PROBLEM DETAILS:
Skip the images and copy each record exactly as written.

INPUT MATERIAL:
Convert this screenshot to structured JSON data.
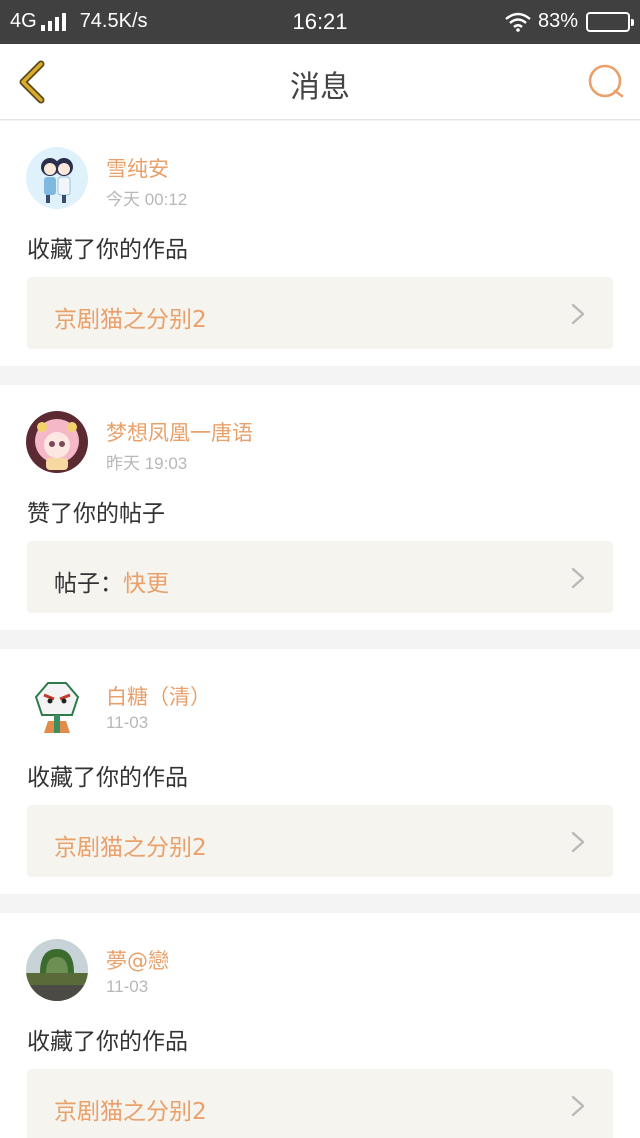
{
  "status_bar": {
    "network": "4G",
    "speed": "74.5K/s",
    "time": "16:21",
    "battery": "83%",
    "battery_level": 0.83
  },
  "nav": {
    "title": "消息",
    "back_icon": "chevron-left-icon",
    "search_icon": "search-icon"
  },
  "colors": {
    "accent": "#e9a06a",
    "back_icon": "#c9a020",
    "ref_bg": "#f5f4ef"
  },
  "messages": [
    {
      "username": "雪纯安",
      "time": "今天 00:12",
      "action": "收藏了你的作品",
      "ref_prefix": "",
      "ref_title": "京剧猫之分别2"
    },
    {
      "username": "梦想凤凰一唐语",
      "time": "昨天 19:03",
      "action": "赞了你的帖子",
      "ref_prefix": "帖子：",
      "ref_title": "快更"
    },
    {
      "username": "白糖（清）",
      "time": "11-03",
      "action": "收藏了你的作品",
      "ref_prefix": "",
      "ref_title": "京剧猫之分别2"
    },
    {
      "username": "夢@戀",
      "time": "11-03",
      "action": "收藏了你的作品",
      "ref_prefix": "",
      "ref_title": "京剧猫之分别2"
    }
  ]
}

ANSWER SECTION:
Convert this screenshot to structured JSON data.
{
  "status_bar": {
    "network": "4G",
    "speed": "74.5K/s",
    "time": "16:21",
    "battery": "83%",
    "battery_level": 0.83
  },
  "nav": {
    "title": "消息",
    "back_icon": "chevron-left-icon",
    "search_icon": "search-icon"
  },
  "colors": {
    "accent": "#e9a06a",
    "back_icon": "#c9a020",
    "ref_bg": "#f5f4ef"
  },
  "messages": [
    {
      "username": "雪纯安",
      "time": "今天 00:12",
      "action": "收藏了你的作品",
      "ref_prefix": "",
      "ref_title": "京剧猫之分别2"
    },
    {
      "username": "梦想凤凰一唐语",
      "time": "昨天 19:03",
      "action": "赞了你的帖子",
      "ref_prefix": "帖子：",
      "ref_title": "快更"
    },
    {
      "username": "白糖（清）",
      "time": "11-03",
      "action": "收藏了你的作品",
      "ref_prefix": "",
      "ref_title": "京剧猫之分别2"
    },
    {
      "username": "夢@戀",
      "time": "11-03",
      "action": "收藏了你的作品",
      "ref_prefix": "",
      "ref_title": "京剧猫之分别2"
    }
  ]
}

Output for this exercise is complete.